Please repeat every entry exactly as written, but skip the pictures.

_Records contained in a dataset_.
^^^^

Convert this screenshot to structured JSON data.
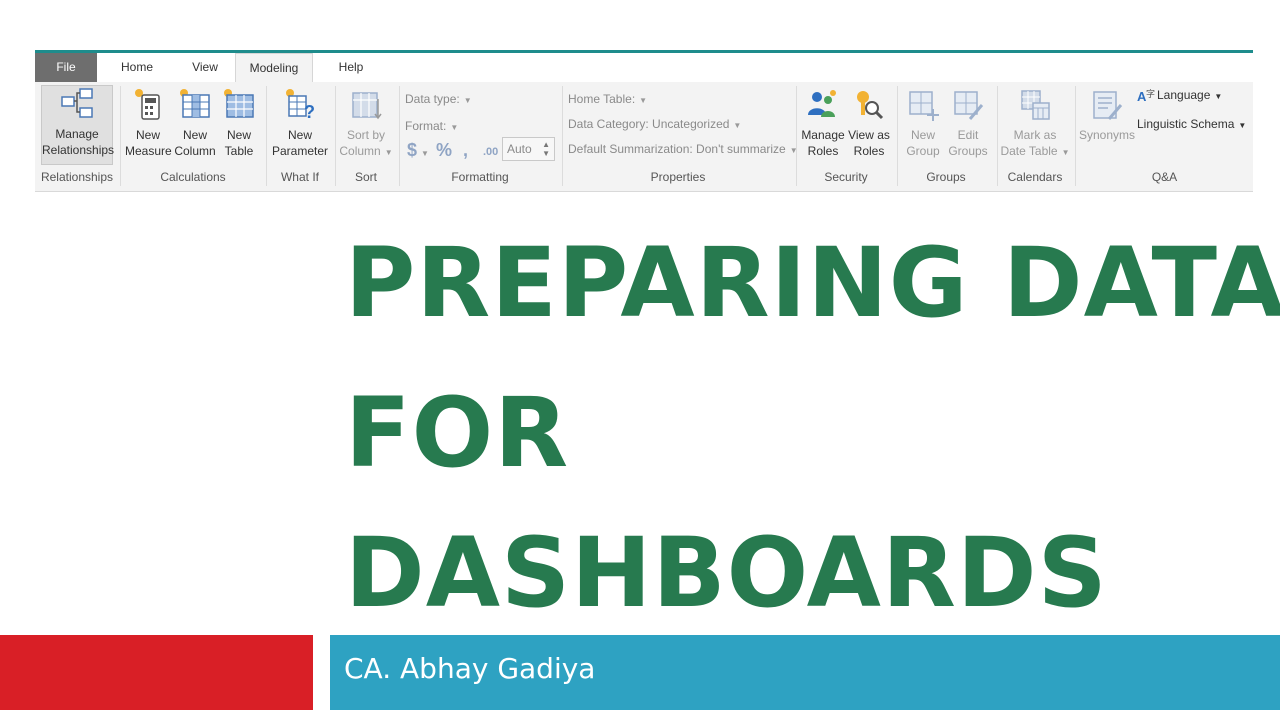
{
  "ribbon": {
    "tabs": [
      "File",
      "Home",
      "View",
      "Modeling",
      "Help"
    ],
    "relationships": {
      "manage_line1": "Manage",
      "manage_line2": "Relationships",
      "group": "Relationships"
    },
    "calculations": {
      "new_measure": [
        "New",
        "Measure"
      ],
      "new_column": [
        "New",
        "Column"
      ],
      "new_table": [
        "New",
        "Table"
      ],
      "group": "Calculations"
    },
    "whatif": {
      "new_parameter": [
        "New",
        "Parameter"
      ],
      "group": "What If"
    },
    "sort": {
      "sort_by_column": [
        "Sort by",
        "Column"
      ],
      "group": "Sort"
    },
    "formatting": {
      "data_type": "Data type:",
      "format": "Format:",
      "currency": "$",
      "percent": "%",
      "comma": ",",
      "decimals": ".00",
      "auto": "Auto",
      "group": "Formatting"
    },
    "properties": {
      "home_table": "Home Table:",
      "data_category": "Data Category: Uncategorized",
      "default_summarization": "Default Summarization: Don't summarize",
      "group": "Properties"
    },
    "security": {
      "manage_roles": [
        "Manage",
        "Roles"
      ],
      "view_as_roles": [
        "View as",
        "Roles"
      ],
      "group": "Security"
    },
    "groups": {
      "new_group": [
        "New",
        "Group"
      ],
      "edit_groups": [
        "Edit",
        "Groups"
      ],
      "group": "Groups"
    },
    "calendars": {
      "mark_as_date_table": [
        "Mark as",
        "Date Table"
      ],
      "group": "Calendars"
    },
    "qa": {
      "synonyms": "Synonyms",
      "language": "Language",
      "linguistic_schema": "Linguistic Schema",
      "group": "Q&A"
    }
  },
  "title": {
    "line1": "PREPARING DATA",
    "line2": "FOR",
    "line3": "DASHBOARDS"
  },
  "author": "CA. Abhay Gadiya",
  "colors": {
    "title": "#277a4f",
    "red_bar": "#d91f26",
    "teal_bar": "#2ea2c2",
    "ribbon_accent": "#1e8c8c"
  }
}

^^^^

_Exercise output_.
Convert this screenshot to structured JSON data.
{
  "ribbon": {
    "tabs": [
      "File",
      "Home",
      "View",
      "Modeling",
      "Help"
    ],
    "relationships": {
      "manage_line1": "Manage",
      "manage_line2": "Relationships",
      "group": "Relationships"
    },
    "calculations": {
      "new_measure": [
        "New",
        "Measure"
      ],
      "new_column": [
        "New",
        "Column"
      ],
      "new_table": [
        "New",
        "Table"
      ],
      "group": "Calculations"
    },
    "whatif": {
      "new_parameter": [
        "New",
        "Parameter"
      ],
      "group": "What If"
    },
    "sort": {
      "sort_by_column": [
        "Sort by",
        "Column"
      ],
      "group": "Sort"
    },
    "formatting": {
      "data_type": "Data type:",
      "format": "Format:",
      "currency": "$",
      "percent": "%",
      "comma": ",",
      "decimals": ".00",
      "auto": "Auto",
      "group": "Formatting"
    },
    "properties": {
      "home_table": "Home Table:",
      "data_category": "Data Category: Uncategorized",
      "default_summarization": "Default Summarization: Don't summarize",
      "group": "Properties"
    },
    "security": {
      "manage_roles": [
        "Manage",
        "Roles"
      ],
      "view_as_roles": [
        "View as",
        "Roles"
      ],
      "group": "Security"
    },
    "groups": {
      "new_group": [
        "New",
        "Group"
      ],
      "edit_groups": [
        "Edit",
        "Groups"
      ],
      "group": "Groups"
    },
    "calendars": {
      "mark_as_date_table": [
        "Mark as",
        "Date Table"
      ],
      "group": "Calendars"
    },
    "qa": {
      "synonyms": "Synonyms",
      "language": "Language",
      "linguistic_schema": "Linguistic Schema",
      "group": "Q&A"
    }
  },
  "title": {
    "line1": "PREPARING DATA",
    "line2": "FOR",
    "line3": "DASHBOARDS"
  },
  "author": "CA. Abhay Gadiya",
  "colors": {
    "title": "#277a4f",
    "red_bar": "#d91f26",
    "teal_bar": "#2ea2c2",
    "ribbon_accent": "#1e8c8c"
  }
}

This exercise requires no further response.